Painting is a test of skill, patience, even temperament, and consistent technique. Any lacking in one’s character and the painting suffers. I had to learn to follow the rules and never, ever deviate. The “rules”: set the air and fluid flow away from the article to be painted; never pull the trigger on the spray gun unless the hand is moving; never, ever stop and go back; spray thin coats even if it does not look even; spray overlapping rows; control the effects of humidity; and many more. Violation of any of the “rules” means sanding and starting over.
I use a Graco single-stage turbine HVLP unit I got at the EAA Convention over 20 years ago. It works beautifully.
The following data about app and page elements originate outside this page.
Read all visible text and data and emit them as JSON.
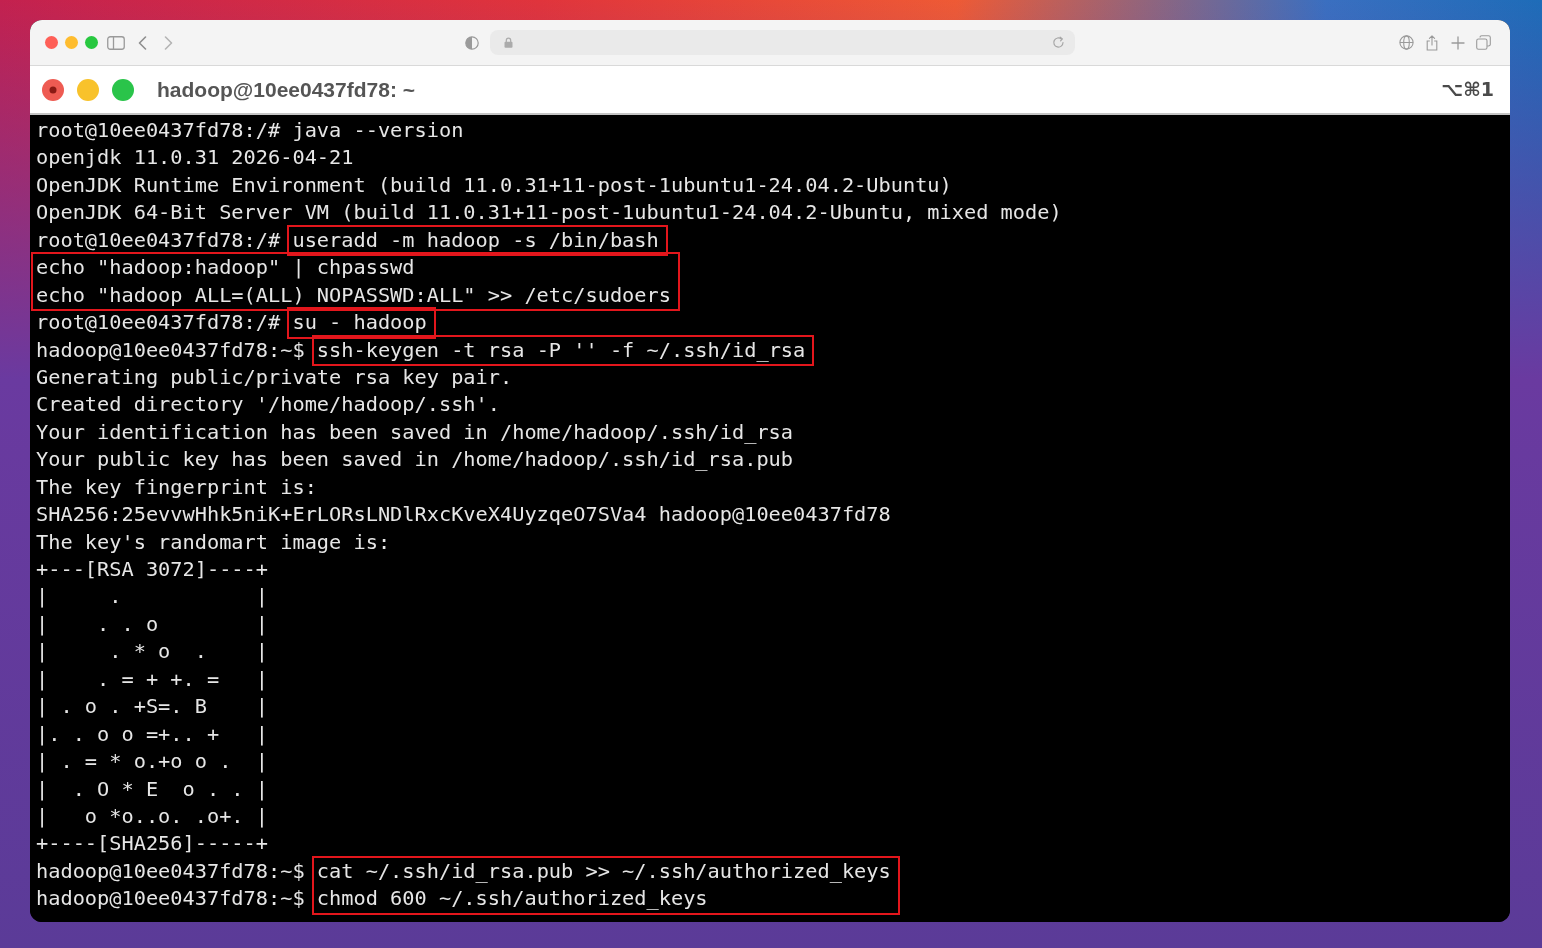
{
  "terminal_window": {
    "title": "hadoop@10ee0437fd78: ~",
    "shortcut": "⌥⌘1"
  },
  "terminal": {
    "blocks": [
      {
        "highlighted": false,
        "lines": [
          {
            "prompt": "root@10ee0437fd78:/#",
            "text": "java --version"
          },
          {
            "text": "openjdk 11.0.31 2026-04-21"
          },
          {
            "text": "OpenJDK Runtime Environment (build 11.0.31+11-post-1ubuntu1-24.04.2-Ubuntu)"
          },
          {
            "text": "OpenJDK 64-Bit Server VM (build 11.0.31+11-post-1ubuntu1-24.04.2-Ubuntu, mixed mode)"
          }
        ]
      },
      {
        "highlighted": true,
        "lines": [
          {
            "prompt": "root@10ee0437fd78:/#",
            "text": "useradd -m hadoop -s /bin/bash"
          }
        ]
      },
      {
        "highlighted": true,
        "lines": [
          {
            "text": "echo \"hadoop:hadoop\" | chpasswd"
          },
          {
            "text": "echo \"hadoop ALL=(ALL) NOPASSWD:ALL\" >> /etc/sudoers"
          }
        ]
      },
      {
        "highlighted": true,
        "lines": [
          {
            "prompt": "root@10ee0437fd78:/#",
            "text": "su - hadoop"
          }
        ]
      },
      {
        "highlighted": true,
        "lines": [
          {
            "prompt": "hadoop@10ee0437fd78:~$",
            "text": "ssh-keygen -t rsa -P '' -f ~/.ssh/id_rsa"
          }
        ]
      },
      {
        "highlighted": false,
        "lines": [
          {
            "text": "Generating public/private rsa key pair."
          },
          {
            "text": "Created directory '/home/hadoop/.ssh'."
          },
          {
            "text": "Your identification has been saved in /home/hadoop/.ssh/id_rsa"
          },
          {
            "text": "Your public key has been saved in /home/hadoop/.ssh/id_rsa.pub"
          },
          {
            "text": "The key fingerprint is:"
          },
          {
            "text": "SHA256:25evvwHhk5niK+ErLORsLNDlRxcKveX4UyzqeO7SVa4 hadoop@10ee0437fd78"
          },
          {
            "text": "The key's randomart image is:"
          },
          {
            "text": "+---[RSA 3072]----+"
          },
          {
            "text": "|     .           |"
          },
          {
            "text": "|    . . o        |"
          },
          {
            "text": "|     . * o  .    |"
          },
          {
            "text": "|    . = + +. =   |"
          },
          {
            "text": "| . o . +S=. B    |"
          },
          {
            "text": "|. . o o =+.. +   |"
          },
          {
            "text": "| . = * o.+o o .  |"
          },
          {
            "text": "|  . O * E  o . . |"
          },
          {
            "text": "|   o *o..o. .o+. |"
          },
          {
            "text": "+----[SHA256]-----+"
          }
        ]
      },
      {
        "highlighted": true,
        "lines": [
          {
            "prompt": "hadoop@10ee0437fd78:~$",
            "text": "cat ~/.ssh/id_rsa.pub >> ~/.ssh/authorized_keys"
          },
          {
            "prompt": "hadoop@10ee0437fd78:~$",
            "text": "chmod 600 ~/.ssh/authorized_keys"
          }
        ]
      }
    ]
  }
}
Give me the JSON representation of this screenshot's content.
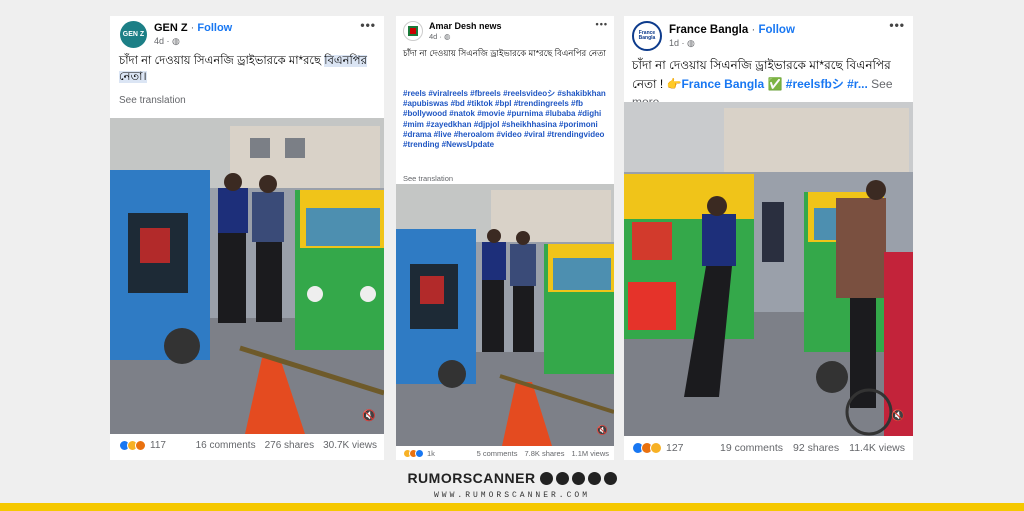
{
  "posts": [
    {
      "page_name": "GEN Z",
      "avatar_text": "GEN Z",
      "avatar_color": "#1c7f86",
      "follow_label": "Follow",
      "time": "4d",
      "caption_part1": "চাঁদা না দেওয়ায় সিএনজি ড্রাইভারকে মা*রছে ",
      "caption_highlight": "বিএনপির নেতা।",
      "see_translation": "See translation",
      "reaction_count": "117",
      "comments": "16 comments",
      "shares": "276 shares",
      "views": "30.7K views",
      "menu_icon": "more-horizontal-icon"
    },
    {
      "page_name": "Amar Desh news",
      "avatar_text": "",
      "avatar_color": "#cc0000",
      "time": "4d",
      "caption": "চাঁদা না দেওয়ায় সিএনজি ড্রাইভারকে মা*রছে বিএনপির নেতা",
      "hashtags": "#reels #viralreels #fbreels #reelsvideoシ #shakibkhan #apubiswas #bd #tiktok #bpl #trendingreels #fb #bollywood #natok #movie #purnima #lubaba #dighi #mim #zayedkhan #djpjol #sheikhhasina #porimoni #drama #live #heroalom #video #viral #trendingvideo #trending #NewsUpdate",
      "see_translation": "See translation",
      "reaction_count": "1k",
      "comments": "5 comments",
      "shares": "7.8K shares",
      "views": "1.1M views",
      "menu_icon": "more-horizontal-icon"
    },
    {
      "page_name": "France Bangla",
      "avatar_text": "France Bangla",
      "avatar_color": "#0d3b8c",
      "follow_label": "Follow",
      "time": "1d",
      "caption": "চাঁদা না দেওয়ায় সিএনজি ড্রাইভারকে মা*রছে বিএনপির নেতা ! ",
      "caption_links": "👉France Bangla ✅ #reelsfbシ #r...",
      "see_more": "See more",
      "reaction_count": "127",
      "comments": "19 comments",
      "shares": "92 shares",
      "views": "11.4K views",
      "menu_icon": "more-horizontal-icon"
    }
  ],
  "brand": {
    "name": "RUMORSCANNER",
    "url": "WWW.RUMORSCANNER.COM",
    "accent_color": "#f5c800",
    "social_icons": [
      "facebook-icon",
      "youtube-icon",
      "twitter-icon",
      "instagram-icon",
      "tiktok-icon"
    ]
  },
  "colors": {
    "link_blue": "#1877f2",
    "hashtag_blue": "#1f56c3",
    "muted": "#65676b"
  }
}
I had to increase the hose length from 20 feet to 40 feet to cool the air enough to not affect the drying of the paint. The HVLP spray gun, with its quart can, works fine as long as it is taken apart and cleaned every time it is used. Even when I am only an hour or so between coats, I take it apart and clean it.
I use a Hobby Air clean air system that provides outside air when I am spraying in the booth. That is my gift to my lungs. MEK, one of the reducer chemicals in the paints, is highly toxic and will fry the lungs. Auto acrylic paint, used for some final top color coats is even deadlier. In addition to the paint spray booth in my shop for small parts, I close off one bay of my garage for spraying. I drape clear plastic from floor to ceiling, holding the top with poles pressed against the ceiling and brick/cinder block along the bottom. Air is blown out of the paint booth through two window fans below the garage door. Intake air is filtered through furnace filters over holes in the plastic.